  1. Peck, M. Scott. “The Road Less Traveled: A New Psychology of Love, Traditional Values, and Spiritual Growth.” Simon & Schuster, 1978.
  2. Simon, Richard L. “The Shawshank Experience: Tracking the History of the World’s Favorite Movie.” Palgrave Macmillan, 2016.
  3. Young, Rocco. “In the Eye of the Redeemer: The Christology of the Shawshank Redemption.” Journal of Religion & Film, vol. 20, no. 1, 2016.
  4. Van Pattern, James. “The Shawshank Redemption and the Philosophy of Hope.” Framing Film: Cinema and the Visual Arts, edited by Steven Allen, Intellect Books, 2012, pp. 67-86.

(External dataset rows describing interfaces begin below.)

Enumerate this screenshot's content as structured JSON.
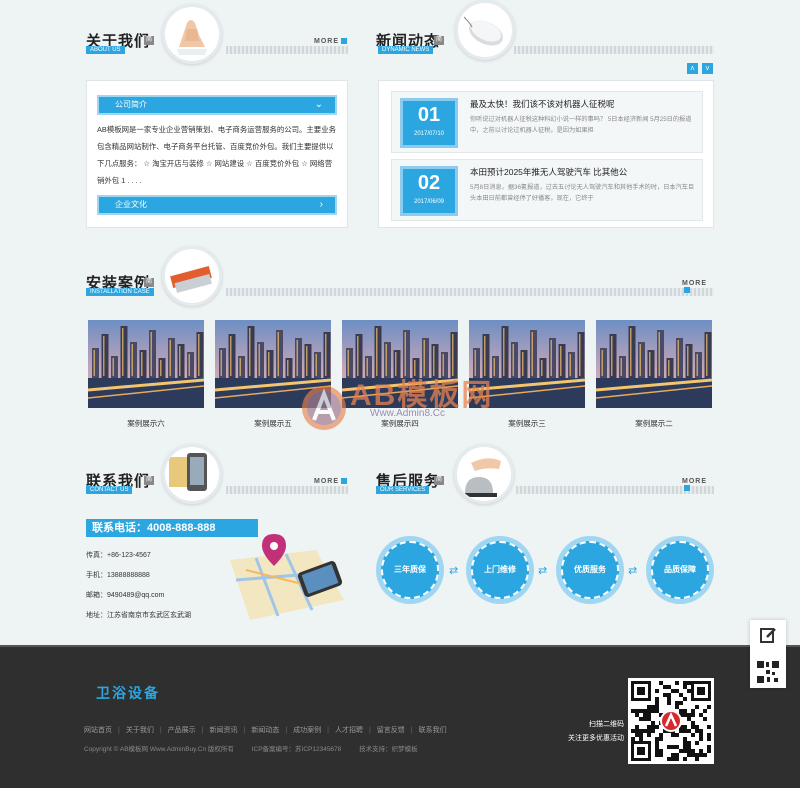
{
  "about": {
    "title": "关于我们",
    "subtitle": "ABOUT US",
    "badge": "简",
    "more": "MORE",
    "bar1": "公司简介",
    "bar2": "企业文化",
    "text": "AB模板网是一家专业企业营销策划、电子商务运营服务的公司。主要业务包含精品网站制作、电子商务平台托管、百度竞价外包。我们主要提供以下几点服务：  ☆ 淘宝开店与装修  ☆ 网站建设 ☆ 百度竞价外包 ☆ 网络营销外包 1 . . . ."
  },
  "news": {
    "title": "新闻动态",
    "subtitle": "DYNAMIC NEWS",
    "badge": "简",
    "items": [
      {
        "day": "01",
        "ym": "2017/07/10",
        "title": "最及太快！我们该不该对机器人征税呢",
        "summary": "你听说过对机器人征税这种科幻小说一样的事吗？ 5日本经济新闻 5月25日的报道中，之前以讨论过机器人征税，是因为如果担"
      },
      {
        "day": "02",
        "ym": "2017/06/09",
        "title": "本田预计2025年推无人驾驶汽车 比其他公",
        "summary": "5月8日消息，据36氪报道，过去五讨论无人驾驶汽车和其他手术的时，日本汽车巨头本田日前都曾经停了好播客，现在，它终于"
      }
    ]
  },
  "cases": {
    "title": "安装案例",
    "subtitle": "INSTALLATION CASE",
    "badge": "简",
    "more": "MORE",
    "items": [
      "案例展示六",
      "案例展示五",
      "案例展示四",
      "案例展示三",
      "案例展示二"
    ]
  },
  "contact": {
    "title": "联系我们",
    "subtitle": "CONTACT US",
    "badge": "简",
    "more": "MORE",
    "phone_bar": "联系电话：4008-888-888",
    "fax": "传真：+86-123-4567",
    "mobile": "手机：13888888888",
    "email": "邮箱：9490489@qq.com",
    "address": "地址：江苏省南京市玄武区玄武湖"
  },
  "service": {
    "title": "售后服务",
    "subtitle": "OUR SERVICES",
    "badge": "简",
    "more": "MORE",
    "items": [
      "三年质保",
      "上门维修",
      "优质服务",
      "品质保障"
    ]
  },
  "watermark": {
    "brand": "AB模板网",
    "url": "Www.Admin8.Cc"
  },
  "footer": {
    "logo": "卫浴设备",
    "nav": [
      "网站首页",
      "关于我们",
      "产品展示",
      "新闻资讯",
      "新闻动态",
      "成功案例",
      "人才招聘",
      "留言反馈",
      "联系我们"
    ],
    "copyright": "Copyright © AB模板网 Www.AdminBuy.Cn 版权所有",
    "icp": "ICP备案编号：苏ICP12345678",
    "support": "技术支持：织梦模板",
    "qr_line1": "扫描二维码",
    "qr_line2": "关注更多优惠活动"
  },
  "colors": {
    "accent": "#2ba6e0",
    "footer_bg": "#2f2f2f",
    "page_bg": "#eef3f4"
  }
}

  5. McCormick, Patrick. “Hope Against Hope: Theological Reflections on the Shawshank Redemption.” American Catholic Studies, vol. 127, no. 2, 2016, pp. 41-52.
  6. Avella, Richard M. “Adjusting to Hell: The Salient Structure of a Cinematic Narrative, and Viewer Reactions to It, Reveal Patterns of Adaptation in the Mind.” Empirical Studies of the Arts, vol. 37, no. 1, 2019, pp. 16-33.
  7. Darabont, Frank, director. “The Shawshank Redemption.” Castle Rock Entertainment, 1994.
  8. King, Stephen. “Rita Hayworth and Shawshank Redemption.” Different Seasons, Viking Press, 1982.
  9. Smith, Tim. “Revisiting the Redemption in The Shawshank Redemption: A Study about Hope, Freedom, and Friendship.” The Journal of Popular Culture, vol. 51, no. 3, 2018, pp. 605-625.
  10. Butler, Andrew M. “Shawshank Redemption.” Film as Film: Understanding and Judging Movies, Palgrave, 2004, pp. 123-138.
The deadline is too short to read someone else's essay
Hire a verified expert to write you a 100% Plagiarism-Free paper

Cite this page

Shawshank Redemption Movie Review: Unveiling Hope, Worldviews, and Redemption. (2023, Jun 20). Retrieved from